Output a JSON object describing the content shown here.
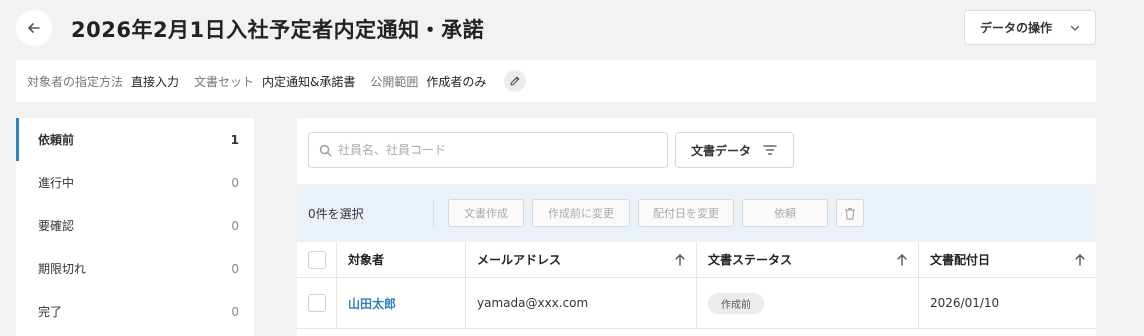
{
  "header": {
    "title": "2026年2月1日入社予定者内定通知・承諾",
    "data_ops_label": "データの操作"
  },
  "meta": {
    "target_method_key": "対象者の指定方法",
    "target_method_val": "直接入力",
    "doc_set_key": "文書セット",
    "doc_set_val": "内定通知&承諾書",
    "scope_key": "公開範囲",
    "scope_val": "作成者のみ"
  },
  "sidebar": {
    "items": [
      {
        "label": "依頼前",
        "count": "1"
      },
      {
        "label": "進行中",
        "count": "0"
      },
      {
        "label": "要確認",
        "count": "0"
      },
      {
        "label": "期限切れ",
        "count": "0"
      },
      {
        "label": "完了",
        "count": "0"
      }
    ]
  },
  "search": {
    "placeholder": "社員名、社員コード"
  },
  "filter": {
    "label": "文書データ"
  },
  "actions": {
    "selected_text": "0件を選択",
    "create_doc": "文書作成",
    "change_pre": "作成前に変更",
    "change_date": "配付日を変更",
    "request": "依頼"
  },
  "table": {
    "headers": [
      "対象者",
      "メールアドレス",
      "文書ステータス",
      "文書配付日"
    ],
    "rows": [
      {
        "name": "山田太郎",
        "email": "yamada@xxx.com",
        "status": "作成前",
        "date": "2026/01/10"
      }
    ]
  },
  "colors": {
    "accent": "#2f80c8",
    "action_bar_bg": "#eaf1f9"
  }
}
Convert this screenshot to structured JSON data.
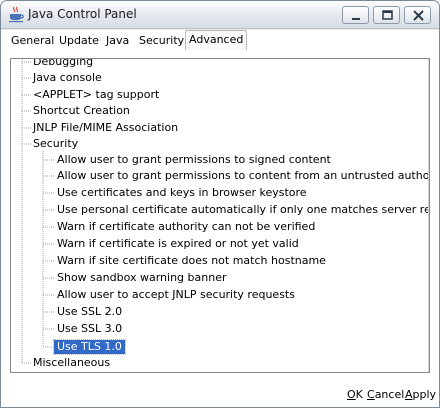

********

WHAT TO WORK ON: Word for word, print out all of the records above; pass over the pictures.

RESULT:
Output a JSON object describing the content shown here.
{
  "header": {
    "title": "2026年2月1日入社予定者内定通知・承諾",
    "data_ops_label": "データの操作"
  },
  "meta": {
    "target_method_key": "対象者の指定方法",
    "target_method_val": "直接入力",
    "doc_set_key": "文書セット",
    "doc_set_val": "内定通知&承諾書",
    "scope_key": "公開範囲",
    "scope_val": "作成者のみ"
  },
  "sidebar": {
    "items": [
      {
        "label": "依頼前",
        "count": "1"
      },
      {
        "label": "進行中",
        "count": "0"
      },
      {
        "label": "要確認",
        "count": "0"
      },
      {
        "label": "期限切れ",
        "count": "0"
      },
      {
        "label": "完了",
        "count": "0"
      }
    ]
  },
  "search": {
    "placeholder": "社員名、社員コード"
  },
  "filter": {
    "label": "文書データ"
  },
  "actions": {
    "selected_text": "0件を選択",
    "create_doc": "文書作成",
    "change_pre": "作成前に変更",
    "change_date": "配付日を変更",
    "request": "依頼"
  },
  "table": {
    "headers": [
      "対象者",
      "メールアドレス",
      "文書ステータス",
      "文書配付日"
    ],
    "rows": [
      {
        "name": "山田太郎",
        "email": "yamada@xxx.com",
        "status": "作成前",
        "date": "2026/01/10"
      }
    ]
  },
  "colors": {
    "accent": "#2f80c8",
    "action_bar_bg": "#eaf1f9"
  }
}
Convert this screenshot to structured JSON data.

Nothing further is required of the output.